By Alex Distefano
By Scott Snowden
By Anna Merlan
By Steve Almond
By Jena Ardell
By Jon Campbell
By Alan Scherstuhl
By Tessa Stuart
Tim LaHaye, self-proclaimed "Christian ambassador to Washington, D.C.," is president of the American Coalition for Traditional Values, which supports fundamentalist politics. He says he represents 45 million "born-again, Bible-believing Christians." LaHaye argues that God will rout the Communists: "Some Bible teachers say when God rains fire and brimstone on the armies around Israel, gathered to destroy this nation, he is also going to send a similar fire on the coastlands. Now these coastlands could be the nations of the Western Empire, so that wherever the Marxist spies are entrenched they will suddenly drop dead . . . That would mean in a practical sense that the Marxist spies in America, on the university campus, in the State Department, wherever they are moled out, and in Great Britain, Canada, and Australia, where they are doing their devious worksuddenly they will be eliminated by fire."
Other fundamentalist writers counsel that survivalist techniques can help true believers make it through Armageddon until God rescues them in the Rapture. "We are considering the time when Christians will not be able to buy and sell, and will want to be independent of the utility system," writes Jim McKeever, who says he is a computer expert, consulting economist, and Bible teacher. "You must do whatever God tells you to do at the moment." McKeever's brand of survivalism is popular in Christian circles. Pat Robertson wrote the forward to one of his books, and the 700 Club,Robertson's television show, has promoted the stockpiling of food and other survivalist preparations.
Survivalism is also the connecting link between Christian fundamentalism and far-right anarchism. Some fundamentalists fear that the Antichrist will take over the world economy. National identification cards will be a warning of such an eventuality. Mary Stewart Relfe in When Your Money Failsproposes that Christians should avoid as many financial transactions as possible. They should work hard, remain free of debt, buy land in the country, and learn to live independent of city conveniences. Liquid assets should be turned into gold and silver. All this, according to Relfe, should help Christians fend off Armageddon until God can save them.

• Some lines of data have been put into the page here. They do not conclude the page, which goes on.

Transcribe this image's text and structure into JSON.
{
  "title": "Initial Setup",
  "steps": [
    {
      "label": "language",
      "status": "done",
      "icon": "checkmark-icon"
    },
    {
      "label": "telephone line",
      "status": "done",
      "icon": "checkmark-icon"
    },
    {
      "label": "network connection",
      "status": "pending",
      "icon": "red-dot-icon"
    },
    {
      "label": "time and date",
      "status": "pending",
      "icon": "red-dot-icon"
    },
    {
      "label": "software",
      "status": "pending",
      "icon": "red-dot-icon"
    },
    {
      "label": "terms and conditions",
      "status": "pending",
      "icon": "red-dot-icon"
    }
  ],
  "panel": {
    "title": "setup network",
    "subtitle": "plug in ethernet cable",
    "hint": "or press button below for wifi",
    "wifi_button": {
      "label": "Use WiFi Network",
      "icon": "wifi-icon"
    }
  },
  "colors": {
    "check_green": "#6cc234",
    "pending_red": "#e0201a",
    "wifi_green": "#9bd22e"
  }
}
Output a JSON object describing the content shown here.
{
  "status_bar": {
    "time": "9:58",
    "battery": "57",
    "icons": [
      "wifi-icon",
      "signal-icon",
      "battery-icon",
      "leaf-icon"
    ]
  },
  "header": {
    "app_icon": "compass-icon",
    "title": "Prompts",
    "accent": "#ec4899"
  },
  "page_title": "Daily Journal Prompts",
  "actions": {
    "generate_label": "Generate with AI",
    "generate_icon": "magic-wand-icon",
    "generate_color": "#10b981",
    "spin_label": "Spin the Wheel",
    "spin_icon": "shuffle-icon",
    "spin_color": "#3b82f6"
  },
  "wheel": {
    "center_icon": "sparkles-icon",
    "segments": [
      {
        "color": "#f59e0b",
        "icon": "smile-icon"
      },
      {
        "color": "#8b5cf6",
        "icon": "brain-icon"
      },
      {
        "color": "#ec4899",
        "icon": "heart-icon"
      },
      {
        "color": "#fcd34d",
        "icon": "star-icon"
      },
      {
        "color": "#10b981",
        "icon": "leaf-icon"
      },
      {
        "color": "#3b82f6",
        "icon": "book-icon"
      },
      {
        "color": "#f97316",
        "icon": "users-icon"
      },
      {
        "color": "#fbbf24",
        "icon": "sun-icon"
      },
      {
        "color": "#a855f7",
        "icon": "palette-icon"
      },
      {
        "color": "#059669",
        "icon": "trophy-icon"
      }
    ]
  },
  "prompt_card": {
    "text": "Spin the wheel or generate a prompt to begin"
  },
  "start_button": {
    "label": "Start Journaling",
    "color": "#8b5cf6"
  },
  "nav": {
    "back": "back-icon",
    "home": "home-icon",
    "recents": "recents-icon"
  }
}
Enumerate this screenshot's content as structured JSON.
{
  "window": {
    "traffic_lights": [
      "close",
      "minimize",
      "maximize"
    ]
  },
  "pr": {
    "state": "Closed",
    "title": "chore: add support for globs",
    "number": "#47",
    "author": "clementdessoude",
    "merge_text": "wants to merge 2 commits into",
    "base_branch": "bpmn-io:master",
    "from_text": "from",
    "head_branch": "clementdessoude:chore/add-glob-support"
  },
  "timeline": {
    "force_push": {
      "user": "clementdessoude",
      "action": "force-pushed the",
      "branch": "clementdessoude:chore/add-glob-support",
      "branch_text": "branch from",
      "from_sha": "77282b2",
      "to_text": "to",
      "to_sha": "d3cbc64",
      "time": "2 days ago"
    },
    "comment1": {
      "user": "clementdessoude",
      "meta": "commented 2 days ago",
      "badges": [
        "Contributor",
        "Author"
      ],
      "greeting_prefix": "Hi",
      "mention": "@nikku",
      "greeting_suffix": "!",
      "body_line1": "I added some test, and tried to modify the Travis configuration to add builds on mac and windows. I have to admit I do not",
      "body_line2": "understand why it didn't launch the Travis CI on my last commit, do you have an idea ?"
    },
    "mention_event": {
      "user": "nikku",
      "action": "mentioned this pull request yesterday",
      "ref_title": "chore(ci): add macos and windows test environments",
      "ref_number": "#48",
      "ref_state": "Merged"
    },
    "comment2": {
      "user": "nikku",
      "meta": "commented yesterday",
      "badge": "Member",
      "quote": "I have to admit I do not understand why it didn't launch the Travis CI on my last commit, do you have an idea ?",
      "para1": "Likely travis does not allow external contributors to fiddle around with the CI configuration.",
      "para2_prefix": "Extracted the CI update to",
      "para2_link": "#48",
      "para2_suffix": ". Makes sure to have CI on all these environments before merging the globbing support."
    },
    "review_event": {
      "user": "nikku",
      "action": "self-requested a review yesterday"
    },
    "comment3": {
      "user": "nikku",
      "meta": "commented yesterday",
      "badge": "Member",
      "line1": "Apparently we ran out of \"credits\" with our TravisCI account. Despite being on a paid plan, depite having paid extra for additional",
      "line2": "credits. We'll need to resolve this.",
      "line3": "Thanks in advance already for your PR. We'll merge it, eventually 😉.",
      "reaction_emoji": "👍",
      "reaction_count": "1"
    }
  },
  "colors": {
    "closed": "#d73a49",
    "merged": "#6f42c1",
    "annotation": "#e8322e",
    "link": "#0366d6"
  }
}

It's too soon to tell whether the Christian right can organize the evangelical vote and help assure the GOP majority party status. In all likelihood, the Christians will be most successful in exerting their influence within the narrow boundaries of precinct caucuses and party primaries, where small numbers of activists can have a substantial impact. On a larger scale, their influence may be more circumscribed. Though they have pushed debate over party priorities further right, forcing the presidential candidates to heed their interests, they, in turn, will be pulled by the political process toward the middle. If what happened in Iowa is any gauge of the future, the Christians themselves will moderate their program to gain power and eventually form coalitions with fiscal conservatives and even moderates. The ultimate question for Robertson and the Christian politicians is whether they can maintain their ideological program while playing electoral politics.